● **About this exercise**:
Lines holding the string "name" are the ones to copy; find them all in the data.

Segment Open

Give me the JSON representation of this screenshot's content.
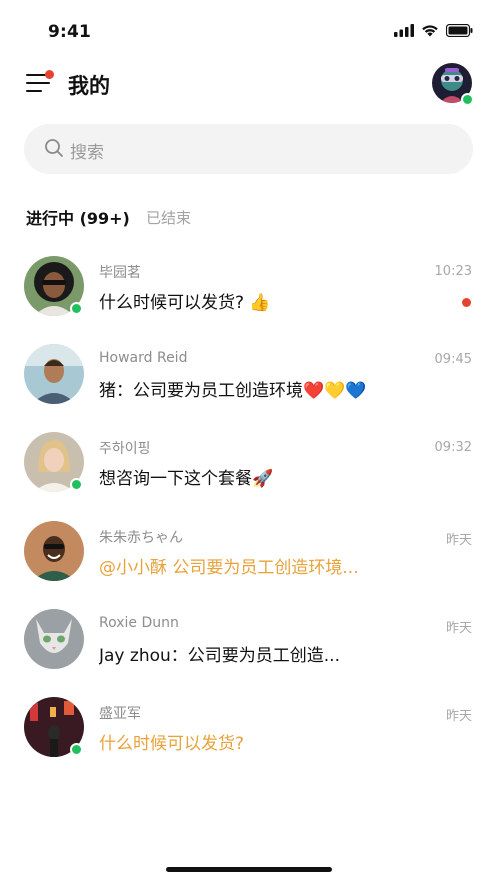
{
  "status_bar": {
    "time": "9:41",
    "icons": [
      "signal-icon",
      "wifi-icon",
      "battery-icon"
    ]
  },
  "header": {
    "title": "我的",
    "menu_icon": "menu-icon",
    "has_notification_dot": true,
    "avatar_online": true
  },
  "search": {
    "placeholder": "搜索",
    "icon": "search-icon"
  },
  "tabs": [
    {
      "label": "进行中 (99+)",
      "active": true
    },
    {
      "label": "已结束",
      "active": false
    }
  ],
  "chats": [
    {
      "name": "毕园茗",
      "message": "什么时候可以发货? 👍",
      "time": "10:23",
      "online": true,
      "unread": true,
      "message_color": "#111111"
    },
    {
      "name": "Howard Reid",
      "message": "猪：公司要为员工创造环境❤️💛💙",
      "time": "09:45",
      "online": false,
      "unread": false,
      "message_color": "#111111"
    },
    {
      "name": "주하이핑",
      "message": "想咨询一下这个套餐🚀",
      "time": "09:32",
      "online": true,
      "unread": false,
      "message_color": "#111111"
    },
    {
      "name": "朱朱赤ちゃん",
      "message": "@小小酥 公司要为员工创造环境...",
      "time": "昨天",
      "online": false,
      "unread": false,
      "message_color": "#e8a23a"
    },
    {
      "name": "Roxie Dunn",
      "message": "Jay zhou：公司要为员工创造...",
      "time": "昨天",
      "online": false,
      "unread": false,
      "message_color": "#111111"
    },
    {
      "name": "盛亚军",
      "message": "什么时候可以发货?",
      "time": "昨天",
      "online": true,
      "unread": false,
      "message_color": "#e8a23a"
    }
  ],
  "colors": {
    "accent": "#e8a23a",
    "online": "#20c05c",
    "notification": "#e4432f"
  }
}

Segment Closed

● **Response**:
      "name": "毕园茗",
      "name": "Howard Reid",
      "name": "주하이핑",
      "name": "朱朱赤ちゃん",
      "name": "Roxie Dunn",
      "name": "盛亚军",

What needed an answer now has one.